In the context of this strategic partnership, Peugeot launched the 3008 HYbrid4 in 2011, the world’s first series-produced diesel-electric hybrid passenger car with an axle-split (also called through-the-road) powertrain. In close collaboration with Bosch, PSA Peugeot Citroën developed the electric motor, power electronics, and high-voltage generator as well as the special technical design of the ESP required for hybrid vehicles.
This powertrain concept now also features in PSA’s Peugeot 508 (both the RXH station wagon and the HYbrid4 sedan) and Citroën DS5 HYbrid4 models. Bosch also supplies the components for the electrical powertrain of those models.
PSA's new global modular platform

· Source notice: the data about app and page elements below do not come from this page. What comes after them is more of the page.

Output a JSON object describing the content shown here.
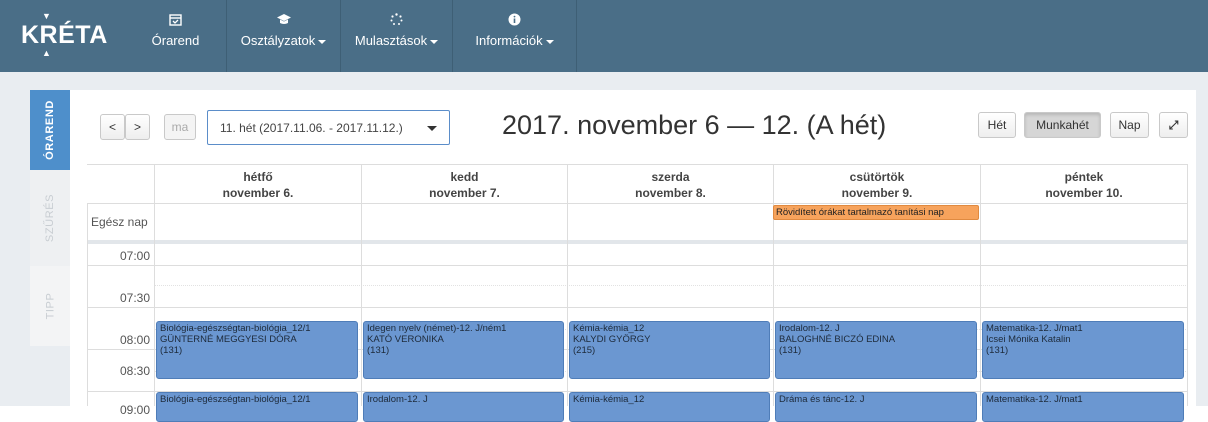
{
  "brand": {
    "name": "KRÉTA"
  },
  "nav": {
    "items": [
      {
        "label": "Órarend",
        "icon": "calendar-icon"
      },
      {
        "label": "Osztályzatok",
        "icon": "graduation-cap-icon"
      },
      {
        "label": "Mulasztások",
        "icon": "spinner-icon"
      },
      {
        "label": "Információk",
        "icon": "info-icon"
      }
    ]
  },
  "side_tabs": [
    "ÓRAREND",
    "SZŰRÉS",
    "TIPP"
  ],
  "toolbar": {
    "prev": "<",
    "next": ">",
    "today": "ma",
    "week_value": "11. hét (2017.11.06. - 2017.11.12.)",
    "title": "2017. november 6 — 12. (A hét)",
    "views": [
      "Hét",
      "Munkahét",
      "Nap"
    ],
    "active_view": "Munkahét",
    "fullscreen": "⤢"
  },
  "calendar": {
    "all_day_label": "Egész nap",
    "days": [
      {
        "name": "hétfő",
        "date": "november 6."
      },
      {
        "name": "kedd",
        "date": "november 7."
      },
      {
        "name": "szerda",
        "date": "november 8."
      },
      {
        "name": "csütörtök",
        "date": "november 9."
      },
      {
        "name": "péntek",
        "date": "november 10."
      }
    ],
    "times": [
      "07:00",
      "07:30",
      "08:00",
      "08:30",
      "09:00"
    ],
    "all_day_event": {
      "day": 3,
      "text": "Rövidített órákat tartalmazó tanítási nap",
      "color": "#f7a35c"
    },
    "events_0800": [
      {
        "subject": "Biológia-egészségtan-biológia_12/1",
        "teacher": "GÜNTERNÉ MEGGYESI DÓRA",
        "room": "(131)"
      },
      {
        "subject": "Idegen nyelv (német)-12. J/ném1",
        "teacher": "KATÓ VERONIKA",
        "room": "(131)"
      },
      {
        "subject": "Kémia-kémia_12",
        "teacher": "KALYDI GYÖRGY",
        "room": "(215)"
      },
      {
        "subject": "Irodalom-12. J",
        "teacher": "BALOGHNÉ BICZÓ EDINA",
        "room": "(131)"
      },
      {
        "subject": "Matematika-12. J/mat1",
        "teacher": "Icsei Mónika Katalin",
        "room": "(131)"
      }
    ],
    "events_0900": [
      {
        "subject": "Biológia-egészségtan-biológia_12/1"
      },
      {
        "subject": "Irodalom-12. J"
      },
      {
        "subject": "Kémia-kémia_12"
      },
      {
        "subject": "Dráma és tánc-12. J"
      },
      {
        "subject": "Matematika-12. J/mat1"
      }
    ],
    "event_color": "#6b97d1"
  }
}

Complementing the announcement of the Hybrid Air project, PSA gave a preview of its new global modular platform, designated EMP (Efficient Modular Platform) 2. As well as modularity, its raisons d’etre include solutions concerning equipment and carbon reduction. Also presented was selective catalytic reduction (SCR) technology. SCR will be introduced to production models this year, with the aim of getting diesel NOx levels down to those of comparable gasoline engines.
EMP2 facilitates considerable configuration flexibility, explained Faury. It includes four track widths; five wheelbases; two cockpit and cowl solutions; two rear suspension architectures (deformable and multilink); various rear unit modules for different seat layouts; and enhanced manufacturing flexibility. The latter includes a fully robotized body shop and 55 vehicles-per-hour capability.
Eventually, EMP2 will be used by half of all new Peugeot and Citroën models internationally and will also have a role within alliance partner GM’s vehicles. The platform brings a significant weight reduction, averaging around 70 kg (154 lb), utilizing high-strength steel, composites, and aluminum. Processes will include hot forming, flexible rolling (to facilitate variable material thicknesses), hydroforming, and laser welding.
Increased vehicle efficiencies enabled by the EMP2 architecture will be complemented by use of SCR aftertreatment. “These efforts to achieve a significant reduction in weight and CO2 emissions will deliver an average 22% decline in fuel consumption for EMP2 vehicles,” said Faury. These will be in the C and D vehicle segments.
Technologies that will be part of the EMP2 picture will include motorized brake calipers; electric power steering (EPS) with city-park facility; isolated engine cradles to cut running noise; ESP compatible with other electronic safety chassis assistance; quieter bearings; and facia-mounted cooling, which will also feature off-center cooling for the turbocharger.
Styling will also benefit from the new platform, with shorter front overhangs achieved via a compact front module, with the center of the wheels moved forward to aid the use of larger wheels. Floor and ride height will be lowered by as much as 20 mm (0.80 in) and under-hood space better packaged.
PSA has revealed further technologies that it is developing including a light city EV with a power consumption level of 85 W·h/km; a plug-in hybrid that would undertake most travel in zero-emission mode; and a new exhaust gas recirculation system.